(SOURCE RECORDS Opens)

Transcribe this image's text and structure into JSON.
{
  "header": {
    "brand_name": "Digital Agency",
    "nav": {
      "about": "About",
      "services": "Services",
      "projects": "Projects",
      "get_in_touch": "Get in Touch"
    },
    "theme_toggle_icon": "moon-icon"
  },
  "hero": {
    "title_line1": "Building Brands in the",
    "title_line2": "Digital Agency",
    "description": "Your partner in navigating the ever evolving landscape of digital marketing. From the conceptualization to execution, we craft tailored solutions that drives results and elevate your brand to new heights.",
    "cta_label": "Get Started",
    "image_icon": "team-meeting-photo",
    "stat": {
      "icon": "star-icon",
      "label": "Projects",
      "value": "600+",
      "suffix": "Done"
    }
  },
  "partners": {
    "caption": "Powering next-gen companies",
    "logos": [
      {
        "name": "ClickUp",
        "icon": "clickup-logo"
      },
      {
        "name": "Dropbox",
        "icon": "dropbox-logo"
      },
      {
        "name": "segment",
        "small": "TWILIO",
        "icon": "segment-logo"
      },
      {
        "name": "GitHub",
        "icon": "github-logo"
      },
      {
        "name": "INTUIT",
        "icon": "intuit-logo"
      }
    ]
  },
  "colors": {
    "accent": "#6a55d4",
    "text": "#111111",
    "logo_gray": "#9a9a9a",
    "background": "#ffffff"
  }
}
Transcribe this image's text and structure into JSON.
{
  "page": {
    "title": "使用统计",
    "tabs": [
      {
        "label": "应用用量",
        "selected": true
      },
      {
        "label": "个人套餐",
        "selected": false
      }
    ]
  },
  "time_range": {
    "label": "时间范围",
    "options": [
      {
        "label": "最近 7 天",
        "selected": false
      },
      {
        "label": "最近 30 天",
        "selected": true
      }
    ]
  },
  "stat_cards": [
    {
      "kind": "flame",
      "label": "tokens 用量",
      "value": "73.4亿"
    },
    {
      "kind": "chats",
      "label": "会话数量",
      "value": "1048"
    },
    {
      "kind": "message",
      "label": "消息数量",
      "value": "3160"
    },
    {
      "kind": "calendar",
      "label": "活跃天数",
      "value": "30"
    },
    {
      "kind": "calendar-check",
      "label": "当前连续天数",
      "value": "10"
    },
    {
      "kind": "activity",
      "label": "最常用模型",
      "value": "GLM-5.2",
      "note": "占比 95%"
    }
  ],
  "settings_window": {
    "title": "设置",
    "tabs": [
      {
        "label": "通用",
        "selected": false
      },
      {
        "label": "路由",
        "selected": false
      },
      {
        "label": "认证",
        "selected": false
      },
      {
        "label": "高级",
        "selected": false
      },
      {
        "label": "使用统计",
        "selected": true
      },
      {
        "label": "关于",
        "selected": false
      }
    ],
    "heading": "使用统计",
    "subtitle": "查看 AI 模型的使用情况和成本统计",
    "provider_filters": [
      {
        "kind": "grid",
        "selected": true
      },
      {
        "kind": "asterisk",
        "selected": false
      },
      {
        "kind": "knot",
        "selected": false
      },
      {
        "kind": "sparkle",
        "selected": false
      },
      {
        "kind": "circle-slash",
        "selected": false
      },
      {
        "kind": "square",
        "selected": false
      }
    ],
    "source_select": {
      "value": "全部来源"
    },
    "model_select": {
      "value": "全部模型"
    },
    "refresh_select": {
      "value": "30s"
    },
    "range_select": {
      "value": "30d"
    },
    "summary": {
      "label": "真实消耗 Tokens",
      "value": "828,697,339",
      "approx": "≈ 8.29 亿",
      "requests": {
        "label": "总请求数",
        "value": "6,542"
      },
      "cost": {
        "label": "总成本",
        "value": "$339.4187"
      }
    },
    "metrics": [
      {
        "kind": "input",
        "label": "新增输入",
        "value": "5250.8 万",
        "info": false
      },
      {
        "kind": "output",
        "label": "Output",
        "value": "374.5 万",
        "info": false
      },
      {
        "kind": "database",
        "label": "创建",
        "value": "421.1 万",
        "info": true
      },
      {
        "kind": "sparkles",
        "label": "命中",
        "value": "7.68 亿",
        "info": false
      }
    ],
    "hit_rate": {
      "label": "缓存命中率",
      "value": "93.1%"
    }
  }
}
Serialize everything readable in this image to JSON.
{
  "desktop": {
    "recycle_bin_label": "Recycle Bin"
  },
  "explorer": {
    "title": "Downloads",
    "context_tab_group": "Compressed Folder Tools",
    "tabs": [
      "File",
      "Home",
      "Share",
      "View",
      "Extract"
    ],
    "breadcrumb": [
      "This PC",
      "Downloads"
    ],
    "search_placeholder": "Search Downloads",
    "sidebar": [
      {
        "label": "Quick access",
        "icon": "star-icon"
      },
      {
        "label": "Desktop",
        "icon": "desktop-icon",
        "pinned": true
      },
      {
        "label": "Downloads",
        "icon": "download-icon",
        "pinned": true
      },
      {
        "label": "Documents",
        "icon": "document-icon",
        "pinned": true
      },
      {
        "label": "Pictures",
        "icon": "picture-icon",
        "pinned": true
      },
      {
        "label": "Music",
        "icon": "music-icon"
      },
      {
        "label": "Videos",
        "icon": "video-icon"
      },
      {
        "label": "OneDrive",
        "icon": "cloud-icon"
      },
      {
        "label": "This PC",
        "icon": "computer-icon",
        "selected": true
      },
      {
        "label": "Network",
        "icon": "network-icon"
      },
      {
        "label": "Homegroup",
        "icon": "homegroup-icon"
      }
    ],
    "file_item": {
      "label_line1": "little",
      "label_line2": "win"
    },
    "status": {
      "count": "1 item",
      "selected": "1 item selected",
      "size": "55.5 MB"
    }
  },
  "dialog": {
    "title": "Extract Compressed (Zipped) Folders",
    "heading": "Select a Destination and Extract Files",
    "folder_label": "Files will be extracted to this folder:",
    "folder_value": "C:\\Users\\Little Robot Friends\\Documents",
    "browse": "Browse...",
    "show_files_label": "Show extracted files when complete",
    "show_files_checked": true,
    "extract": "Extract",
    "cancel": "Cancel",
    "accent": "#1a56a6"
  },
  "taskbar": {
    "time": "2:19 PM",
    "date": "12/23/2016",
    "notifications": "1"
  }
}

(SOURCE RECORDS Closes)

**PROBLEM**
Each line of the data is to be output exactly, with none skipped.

**TASK RESPONSE**
Transcribe this image's text and structure into JSON.
{
  "header": {
    "brand_name": "Digital Agency",
    "nav": {
      "about": "About",
      "services": "Services",
      "projects": "Projects",
      "get_in_touch": "Get in Touch"
    },
    "theme_toggle_icon": "moon-icon"
  },
  "hero": {
    "title_line1": "Building Brands in the",
    "title_line2": "Digital Agency",
    "description": "Your partner in navigating the ever evolving landscape of digital marketing. From the conceptualization to execution, we craft tailored solutions that drives results and elevate your brand to new heights.",
    "cta_label": "Get Started",
    "image_icon": "team-meeting-photo",
    "stat": {
      "icon": "star-icon",
      "label": "Projects",
      "value": "600+",
      "suffix": "Done"
    }
  },
  "partners": {
    "caption": "Powering next-gen companies",
    "logos": [
      {
        "name": "ClickUp",
        "icon": "clickup-logo"
      },
      {
        "name": "Dropbox",
        "icon": "dropbox-logo"
      },
      {
        "name": "segment",
        "small": "TWILIO",
        "icon": "segment-logo"
      },
      {
        "name": "GitHub",
        "icon": "github-logo"
      },
      {
        "name": "INTUIT",
        "icon": "intuit-logo"
      }
    ]
  },
  "colors": {
    "accent": "#6a55d4",
    "text": "#111111",
    "logo_gray": "#9a9a9a",
    "background": "#ffffff"
  }
}
Transcribe this image's text and structure into JSON.
{
  "page": {
    "title": "使用统计",
    "tabs": [
      {
        "label": "应用用量",
        "selected": true
      },
      {
        "label": "个人套餐",
        "selected": false
      }
    ]
  },
  "time_range": {
    "label": "时间范围",
    "options": [
      {
        "label": "最近 7 天",
        "selected": false
      },
      {
        "label": "最近 30 天",
        "selected": true
      }
    ]
  },
  "stat_cards": [
    {
      "kind": "flame",
      "label": "tokens 用量",
      "value": "73.4亿"
    },
    {
      "kind": "chats",
      "label": "会话数量",
      "value": "1048"
    },
    {
      "kind": "message",
      "label": "消息数量",
      "value": "3160"
    },
    {
      "kind": "calendar",
      "label": "活跃天数",
      "value": "30"
    },
    {
      "kind": "calendar-check",
      "label": "当前连续天数",
      "value": "10"
    },
    {
      "kind": "activity",
      "label": "最常用模型",
      "value": "GLM-5.2",
      "note": "占比 95%"
    }
  ],
  "settings_window": {
    "title": "设置",
    "tabs": [
      {
        "label": "通用",
        "selected": false
      },
      {
        "label": "路由",
        "selected": false
      },
      {
        "label": "认证",
        "selected": false
      },
      {
        "label": "高级",
        "selected": false
      },
      {
        "label": "使用统计",
        "selected": true
      },
      {
        "label": "关于",
        "selected": false
      }
    ],
    "heading": "使用统计",
    "subtitle": "查看 AI 模型的使用情况和成本统计",
    "provider_filters": [
      {
        "kind": "grid",
        "selected": true
      },
      {
        "kind": "asterisk",
        "selected": false
      },
      {
        "kind": "knot",
        "selected": false
      },
      {
        "kind": "sparkle",
        "selected": false
      },
      {
        "kind": "circle-slash",
        "selected": false
      },
      {
        "kind": "square",
        "selected": false
      }
    ],
    "source_select": {
      "value": "全部来源"
    },
    "model_select": {
      "value": "全部模型"
    },
    "refresh_select": {
      "value": "30s"
    },
    "range_select": {
      "value": "30d"
    },
    "summary": {
      "label": "真实消耗 Tokens",
      "value": "828,697,339",
      "approx": "≈ 8.29 亿",
      "requests": {
        "label": "总请求数",
        "value": "6,542"
      },
      "cost": {
        "label": "总成本",
        "value": "$339.4187"
      }
    },
    "metrics": [
      {
        "kind": "input",
        "label": "新增输入",
        "value": "5250.8 万",
        "info": false
      },
      {
        "kind": "output",
        "label": "Output",
        "value": "374.5 万",
        "info": false
      },
      {
        "kind": "database",
        "label": "创建",
        "value": "421.1 万",
        "info": true
      },
      {
        "kind": "sparkles",
        "label": "命中",
        "value": "7.68 亿",
        "info": false
      }
    ],
    "hit_rate": {
      "label": "缓存命中率",
      "value": "93.1%"
    }
  }
}
Serialize everything readable in this image to JSON.
{
  "desktop": {
    "recycle_bin_label": "Recycle Bin"
  },
  "explorer": {
    "title": "Downloads",
    "context_tab_group": "Compressed Folder Tools",
    "tabs": [
      "File",
      "Home",
      "Share",
      "View",
      "Extract"
    ],
    "breadcrumb": [
      "This PC",
      "Downloads"
    ],
    "search_placeholder": "Search Downloads",
    "sidebar": [
      {
        "label": "Quick access",
        "icon": "star-icon"
      },
      {
        "label": "Desktop",
        "icon": "desktop-icon",
        "pinned": true
      },
      {
        "label": "Downloads",
        "icon": "download-icon",
        "pinned": true
      },
      {
        "label": "Documents",
        "icon": "document-icon",
        "pinned": true
      },
      {
        "label": "Pictures",
        "icon": "picture-icon",
        "pinned": true
      },
      {
        "label": "Music",
        "icon": "music-icon"
      },
      {
        "label": "Videos",
        "icon": "video-icon"
      },
      {
        "label": "OneDrive",
        "icon": "cloud-icon"
      },
      {
        "label": "This PC",
        "icon": "computer-icon",
        "selected": true
      },
      {
        "label": "Network",
        "icon": "network-icon"
      },
      {
        "label": "Homegroup",
        "icon": "homegroup-icon"
      }
    ],
    "file_item": {
      "label_line1": "little",
      "label_line2": "win"
    },
    "status": {
      "count": "1 item",
      "selected": "1 item selected",
      "size": "55.5 MB"
    }
  },
  "dialog": {
    "title": "Extract Compressed (Zipped) Folders",
    "heading": "Select a Destination and Extract Files",
    "folder_label": "Files will be extracted to this folder:",
    "folder_value": "C:\\Users\\Little Robot Friends\\Documents",
    "browse": "Browse...",
    "show_files_label": "Show extracted files when complete",
    "show_files_checked": true,
    "extract": "Extract",
    "cancel": "Cancel",
    "accent": "#1a56a6"
  },
  "taskbar": {
    "time": "2:19 PM",
    "date": "12/23/2016",
    "notifications": "1"
  }
}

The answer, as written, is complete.